... Hot and humid high pressure will linger atop the region through the end of the week with typical daily mainly afternoon and evening thunderstorm chances. High pressure breaks down and retreats west as a cold front approaches from the north this weekend, making for a showery but cooler weekend and start to next week.
NEAR TERM /THROUGH WEDNESDAY/... As of 2pm EDT Tuesday: Moderate ridge over the southeast half of the CONUS with northwesterly flow aloft over GSP, changes little in the near term, as does the warm, moist airmass parked over the GSP area; continuing chances for afternoon thunder this afternoon and tomorrow. Upper shortwave well north of the area that extends into Canada, swings across the northeast CONUS on Wednesday, with a related surface trough that will weakly extend down into the southeast CONUS and across the GSP CWA. This feature enhances dynamical forcing for thunderstorms Wednesday afternoon, and a step- up in intensity and number of storms is anticipated, leading to the SPC SLIGHT risk category for much of the area on Wed. Deep shear will be weak both today and tomorrow, and the main threat from the strongest storms will be from wind in storm outflows. Surface winds will be fairly steady southeasterly today and tomorrow, except in the mountains on the west side of the surface trough on Wednesday where winds may be come weak northwesterly for awhile. This will support continued high levels of moisture with minimum dewpoints in the low 70s, and continued heat, with highs into the 90s. Afternoon heat index levels approach 105F Wednesday afternoon, which is close to that needed for a Heat Advisory, but there is some uncertainty as to how much clouds and rain will affect the highs. PWAT levels are also elevated, topping 2". Showers that do form could produce enough rain to cause localized flooding, especially considering the weak steering winds.

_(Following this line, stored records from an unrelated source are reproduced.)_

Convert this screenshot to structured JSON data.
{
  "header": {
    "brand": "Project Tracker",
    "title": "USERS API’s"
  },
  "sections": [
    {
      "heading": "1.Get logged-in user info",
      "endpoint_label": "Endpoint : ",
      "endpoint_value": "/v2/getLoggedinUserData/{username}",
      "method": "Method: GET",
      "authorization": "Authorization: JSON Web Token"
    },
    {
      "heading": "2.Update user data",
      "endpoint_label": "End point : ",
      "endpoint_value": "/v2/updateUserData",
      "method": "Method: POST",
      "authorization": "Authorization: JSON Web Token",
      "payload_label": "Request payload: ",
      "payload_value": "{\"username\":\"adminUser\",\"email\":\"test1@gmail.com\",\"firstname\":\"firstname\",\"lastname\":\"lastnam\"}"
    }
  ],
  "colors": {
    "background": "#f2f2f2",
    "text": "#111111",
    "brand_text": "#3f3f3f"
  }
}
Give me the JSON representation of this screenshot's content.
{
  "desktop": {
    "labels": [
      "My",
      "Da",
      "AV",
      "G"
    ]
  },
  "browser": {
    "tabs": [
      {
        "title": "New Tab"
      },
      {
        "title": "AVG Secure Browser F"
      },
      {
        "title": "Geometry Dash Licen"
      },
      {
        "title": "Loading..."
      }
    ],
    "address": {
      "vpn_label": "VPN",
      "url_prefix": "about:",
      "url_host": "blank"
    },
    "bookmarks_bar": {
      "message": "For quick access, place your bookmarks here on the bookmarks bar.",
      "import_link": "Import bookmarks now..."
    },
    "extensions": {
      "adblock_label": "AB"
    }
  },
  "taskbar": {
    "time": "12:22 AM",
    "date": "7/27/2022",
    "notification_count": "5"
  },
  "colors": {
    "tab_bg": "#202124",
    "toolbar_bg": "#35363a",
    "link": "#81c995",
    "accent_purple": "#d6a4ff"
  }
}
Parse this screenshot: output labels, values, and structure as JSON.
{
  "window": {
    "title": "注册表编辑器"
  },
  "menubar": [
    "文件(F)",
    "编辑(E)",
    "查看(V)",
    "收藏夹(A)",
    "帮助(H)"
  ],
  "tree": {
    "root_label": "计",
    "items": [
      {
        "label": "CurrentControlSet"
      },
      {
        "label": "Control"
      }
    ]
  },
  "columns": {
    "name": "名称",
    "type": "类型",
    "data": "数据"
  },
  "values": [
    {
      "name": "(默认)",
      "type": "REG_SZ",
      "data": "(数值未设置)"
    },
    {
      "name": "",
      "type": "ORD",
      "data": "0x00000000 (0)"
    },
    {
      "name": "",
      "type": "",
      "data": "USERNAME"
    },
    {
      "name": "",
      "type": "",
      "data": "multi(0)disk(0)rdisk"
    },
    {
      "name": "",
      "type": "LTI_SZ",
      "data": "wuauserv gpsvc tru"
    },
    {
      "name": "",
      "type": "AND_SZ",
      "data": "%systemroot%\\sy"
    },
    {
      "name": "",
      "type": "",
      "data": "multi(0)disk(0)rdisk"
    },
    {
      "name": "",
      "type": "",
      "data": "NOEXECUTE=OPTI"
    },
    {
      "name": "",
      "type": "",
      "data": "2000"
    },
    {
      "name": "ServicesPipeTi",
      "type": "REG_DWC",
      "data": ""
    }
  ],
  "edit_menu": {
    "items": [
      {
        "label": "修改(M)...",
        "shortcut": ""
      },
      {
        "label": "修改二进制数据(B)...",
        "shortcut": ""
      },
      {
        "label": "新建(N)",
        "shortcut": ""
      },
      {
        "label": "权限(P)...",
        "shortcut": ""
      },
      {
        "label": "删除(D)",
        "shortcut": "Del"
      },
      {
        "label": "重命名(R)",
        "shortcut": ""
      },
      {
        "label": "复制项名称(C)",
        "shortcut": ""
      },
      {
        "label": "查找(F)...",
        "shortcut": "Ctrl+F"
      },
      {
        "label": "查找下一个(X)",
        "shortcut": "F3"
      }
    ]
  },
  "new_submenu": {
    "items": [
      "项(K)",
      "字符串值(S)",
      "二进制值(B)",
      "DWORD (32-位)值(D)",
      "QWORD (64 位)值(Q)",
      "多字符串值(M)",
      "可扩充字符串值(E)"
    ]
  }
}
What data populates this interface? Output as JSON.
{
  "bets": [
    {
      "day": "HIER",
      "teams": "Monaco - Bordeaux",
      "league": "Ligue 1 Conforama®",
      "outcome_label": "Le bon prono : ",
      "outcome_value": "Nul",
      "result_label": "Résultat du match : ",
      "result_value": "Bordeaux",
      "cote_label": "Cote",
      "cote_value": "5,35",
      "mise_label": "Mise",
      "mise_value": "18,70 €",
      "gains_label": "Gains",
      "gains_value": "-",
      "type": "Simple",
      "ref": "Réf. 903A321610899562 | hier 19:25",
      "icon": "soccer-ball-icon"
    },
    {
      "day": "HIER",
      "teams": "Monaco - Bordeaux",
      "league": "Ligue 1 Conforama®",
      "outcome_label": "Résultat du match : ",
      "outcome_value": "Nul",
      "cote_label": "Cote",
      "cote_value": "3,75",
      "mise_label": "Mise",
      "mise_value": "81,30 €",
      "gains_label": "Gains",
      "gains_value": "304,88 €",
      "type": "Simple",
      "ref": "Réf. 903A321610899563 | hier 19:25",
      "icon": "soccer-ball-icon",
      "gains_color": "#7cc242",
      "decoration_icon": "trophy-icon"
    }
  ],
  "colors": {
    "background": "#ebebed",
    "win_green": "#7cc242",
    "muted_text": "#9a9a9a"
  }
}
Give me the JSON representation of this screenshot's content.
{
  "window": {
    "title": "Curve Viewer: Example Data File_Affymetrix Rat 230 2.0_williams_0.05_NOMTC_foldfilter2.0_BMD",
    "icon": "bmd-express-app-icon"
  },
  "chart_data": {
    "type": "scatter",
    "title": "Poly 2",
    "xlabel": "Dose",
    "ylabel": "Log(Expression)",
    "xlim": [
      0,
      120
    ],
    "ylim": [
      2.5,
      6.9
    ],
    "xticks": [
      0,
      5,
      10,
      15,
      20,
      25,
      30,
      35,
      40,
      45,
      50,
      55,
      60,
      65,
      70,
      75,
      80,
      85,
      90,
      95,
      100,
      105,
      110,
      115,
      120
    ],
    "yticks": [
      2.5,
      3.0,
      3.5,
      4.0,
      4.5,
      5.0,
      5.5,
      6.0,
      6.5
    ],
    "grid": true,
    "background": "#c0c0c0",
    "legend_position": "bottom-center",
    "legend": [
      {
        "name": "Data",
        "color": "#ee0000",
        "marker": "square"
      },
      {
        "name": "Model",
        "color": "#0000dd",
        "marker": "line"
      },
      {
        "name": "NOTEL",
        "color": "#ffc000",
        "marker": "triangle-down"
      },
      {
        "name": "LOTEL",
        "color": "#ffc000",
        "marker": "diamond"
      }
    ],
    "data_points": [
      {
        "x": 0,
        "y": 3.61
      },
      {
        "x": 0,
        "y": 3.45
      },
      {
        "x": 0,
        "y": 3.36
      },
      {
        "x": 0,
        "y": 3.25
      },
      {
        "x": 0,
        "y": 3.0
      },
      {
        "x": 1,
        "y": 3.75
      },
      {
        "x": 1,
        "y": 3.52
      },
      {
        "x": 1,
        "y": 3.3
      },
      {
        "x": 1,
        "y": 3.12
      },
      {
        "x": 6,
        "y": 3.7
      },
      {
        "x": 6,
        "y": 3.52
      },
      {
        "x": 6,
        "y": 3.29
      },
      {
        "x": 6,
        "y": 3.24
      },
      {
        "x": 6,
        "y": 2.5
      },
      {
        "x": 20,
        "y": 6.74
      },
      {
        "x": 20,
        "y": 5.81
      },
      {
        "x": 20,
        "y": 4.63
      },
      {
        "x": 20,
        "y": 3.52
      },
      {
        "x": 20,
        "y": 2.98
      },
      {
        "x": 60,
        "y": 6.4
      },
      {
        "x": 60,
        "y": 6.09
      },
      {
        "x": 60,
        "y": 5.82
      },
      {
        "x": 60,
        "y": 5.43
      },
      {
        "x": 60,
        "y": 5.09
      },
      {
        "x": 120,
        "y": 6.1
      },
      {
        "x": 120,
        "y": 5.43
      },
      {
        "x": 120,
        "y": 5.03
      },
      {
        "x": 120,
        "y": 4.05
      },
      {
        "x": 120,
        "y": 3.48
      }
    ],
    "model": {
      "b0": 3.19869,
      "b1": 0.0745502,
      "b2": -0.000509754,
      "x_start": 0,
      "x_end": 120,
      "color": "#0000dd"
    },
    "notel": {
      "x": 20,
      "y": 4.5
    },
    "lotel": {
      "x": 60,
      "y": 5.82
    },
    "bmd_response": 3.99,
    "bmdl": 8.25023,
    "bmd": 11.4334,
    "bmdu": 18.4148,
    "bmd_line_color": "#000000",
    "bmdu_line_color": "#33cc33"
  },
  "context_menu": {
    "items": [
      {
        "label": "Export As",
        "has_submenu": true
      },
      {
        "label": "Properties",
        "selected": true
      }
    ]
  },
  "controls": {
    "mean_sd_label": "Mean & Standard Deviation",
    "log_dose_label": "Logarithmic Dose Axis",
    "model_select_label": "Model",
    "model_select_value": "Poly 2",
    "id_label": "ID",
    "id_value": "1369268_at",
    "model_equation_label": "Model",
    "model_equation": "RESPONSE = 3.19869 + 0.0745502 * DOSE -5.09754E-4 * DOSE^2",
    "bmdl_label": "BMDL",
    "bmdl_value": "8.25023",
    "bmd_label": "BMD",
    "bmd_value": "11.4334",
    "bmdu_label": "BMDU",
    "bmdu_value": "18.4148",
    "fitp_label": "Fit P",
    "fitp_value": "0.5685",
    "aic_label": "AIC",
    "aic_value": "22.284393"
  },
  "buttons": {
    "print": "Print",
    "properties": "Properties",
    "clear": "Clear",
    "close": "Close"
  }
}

SHORT TERM /WEDNESDAY NIGHT THROUGH FRIDAY/... As of 1205 PM EDT Tuesday: Close to a persistence fcst with only nominal changes from the going thinking with respect to the sensible wx fcst Thursday and Friday. The cwfa will linger within the northern periphery of a strong e-w oriented southern CONUS anti- cyclone. The mean WNW llvl flow will aid in boosting piedmont maximum temperatures about 5 deg F above climo each afternoon, and as long as the sfc dwpts don't downward mix a great deal, piedmont heat index values should reach into the lower 100s. Ripples of energy remain progged to rotate through the region within the weak WNW flow aloft to provide additional potential triggering mechanisms. In conjunction with possible lee troughing and terrain impacts, daily deep convective coverage should become numerous each day, especially within the less suppressed regime and slightly better flow acrs w NC. Given this enhanced mean flow and potentially strong SBCape values expected, a smattering of severe thunderstorms are probable each day.
LONG TERM /FRIDAY NIGHT THROUGH MONDAY/... As of 1230 PM EDT Tuesday: Heading into the weekend, the southern CONUS upper ridge axis will continue to get suppressed south and west, with a deeper upper trough developing in the east. The cwfa will be coming under the cyclonic flow aloft within the southern periphery of said trough Saturday and Sunday. At the sfc, a southward progressing baroclinic zone will act as a trigger for numerous showers and thunderstorms on Saturday before ushering in noticely less warm temperatures for Sunday, hopefully seeing max temperatures 5 or more degrees below climo. It is possible that a mostly suppressed continental airmass will linger atop the region through Monday before a return to more typical July heat and storminess on Tuesday.